Obtaining a yield

As we continue to plan swales, ponds, harvesting water and defining lists of plants and resources to create a regenerative ecosystem, it is energizing and confidence boosting to just go outside and grab a bit of basil to season lunch.

Obtaining a yield

One of the first things you learn about Permaculture is its 12 principles, a set of guiding lights through this way of living.

Principle number 3 is "Obtain a Yield". It is quite powerful and active. It drives you into action with a purpose: to get something out of your efforts that clearly addresses your needs.

As we were getting started, I didn't hope for anything specific yield. Getting information and creating some knowledge would already be a fantastic outcome.

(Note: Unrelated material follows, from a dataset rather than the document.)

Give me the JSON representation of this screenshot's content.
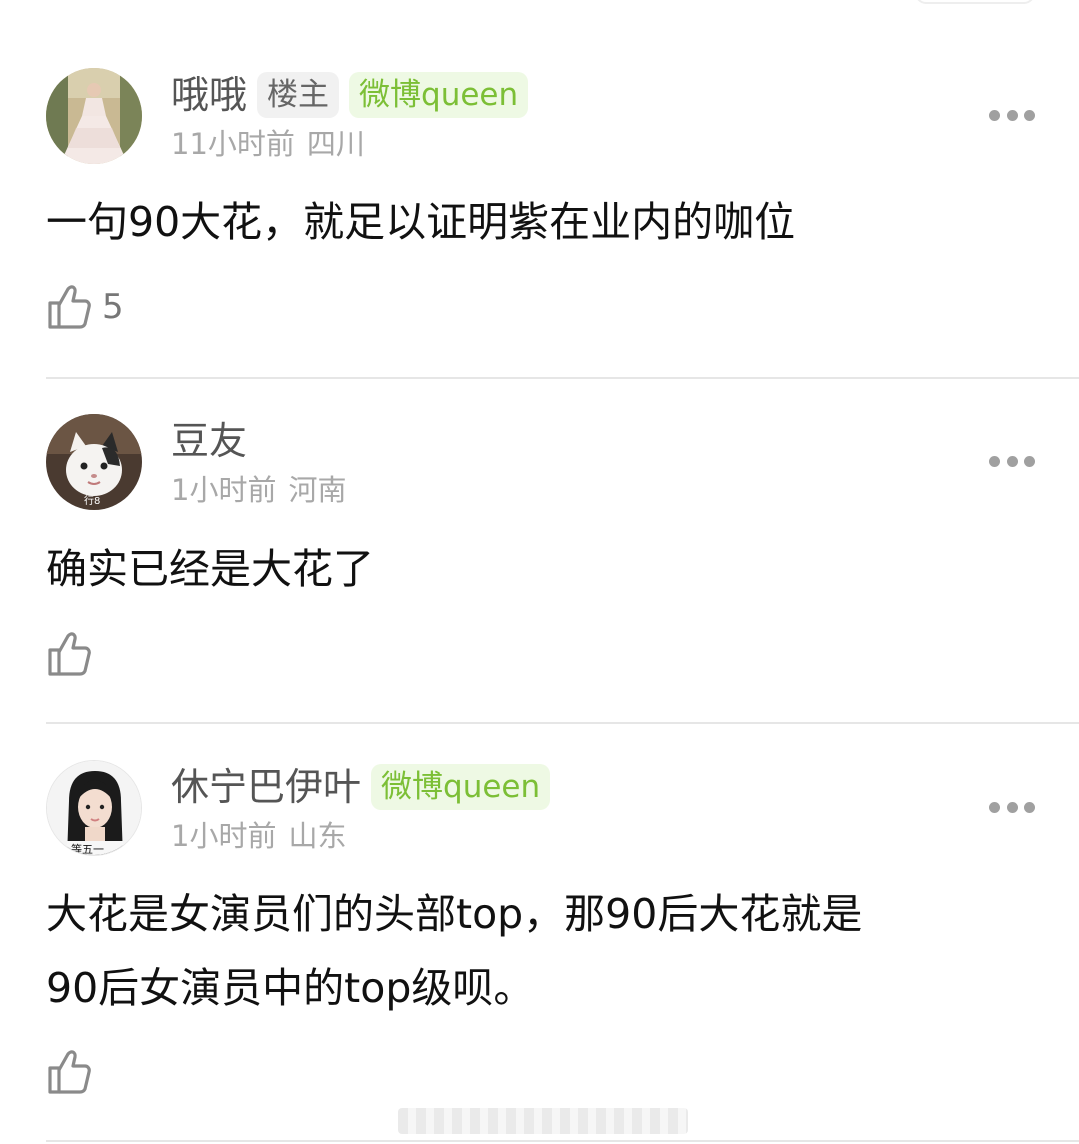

Still, we wanted to make sure we would not lose motivation because the initial work can be very overwhelming. It takes time, energy and thoughtful planning before there is anything to see - such as a plan, or a goal statement. And even more, to reach a point where you feel like you are actually "doing" anything.

We were getting a little anxious. I was worried about getting stuck into data overload paralysis and needed something to keep my hands, not just my eyes, occupied. And so we started a little vegetable garden. Regardless of what we wanted to do in the great scheme of things, it was clear that we wanted to grow some healthy foods close to home. So, one day, we just decided to start removing all those thousands, and thousands, of stones that were covering the soil and to turn it into a patch we could plant on.

Four gravel areas, separated by a stone footpath. Initially meant as a decorative stone garden, protected by a plastic liner underneath to prevent any plants from growing. It worked. 
The work begins, in early February. It would take weeks to remove all the stones from just one of the four sections, despite the ongoing effort of the whole family.
As if the stones weren't enough, there was a plastic liner underneath, living the soil completely compacted and choked. 

Eventually, we made it. We could now work on making some compost for the soil and line up all the seedlings and seeds we had prepared.

We set up the garden beds, with pine bark for the footpath and using some bigger stones to create the outline of the beds. It was beautiful, and it filled us with a sense of purpose and accomplishment.

We had made it happen, and we were already learning a lot. One thing was clear: it took much longer than we expected, especially to remove the stones. For some projects around the bigger area,  particularly where timing is important, we will need help from others. This is not an issue in itself, as we want to start creating a community as well, but a clear realization.

I am, however, very proud that we did this together, as a family, and that we enjoyed the process. Because this was one of our first projects here, it was a way of also processing something very fundamental: we were starting a whole new way of life.

Resting together. Romance 2.0: Offering vegetable seeds instead of flower bouquets.

The goal for this endeavour was to get started, get our hands dirty and learn a lot. Fast-forward a few months and the mission has been thoroughly accomplished.

Bonus points: we are actually eating super delicious, healthy and nutritious food.

Different salad, onions, beets, courgettes, pumpkins and different herbs have already ended up in our plates. It is extremely rewarding to see these foods coming to live. It is quite incredible to remember that, where there were stones, there are now more animals than we can imagine, nurturing and feeding off of these plants. They are providing to the soil, to other animals and to this family.

There is a lot to learn. But we made it, without using any nasty stuff. Now we have a much more grounded ambition - and yet with higher goals - to what we want to achieve and offer to this plot.

As we continue to plan swales, ponds, harvesting water and defining lists of plants and resources to create a regenerative ecosystem, it is energizing and confidence boosting to just go outside and grab a bit of basil to season lunch.

Bon appetit!

Harvesting smiles. Who knew kids could love beets so much?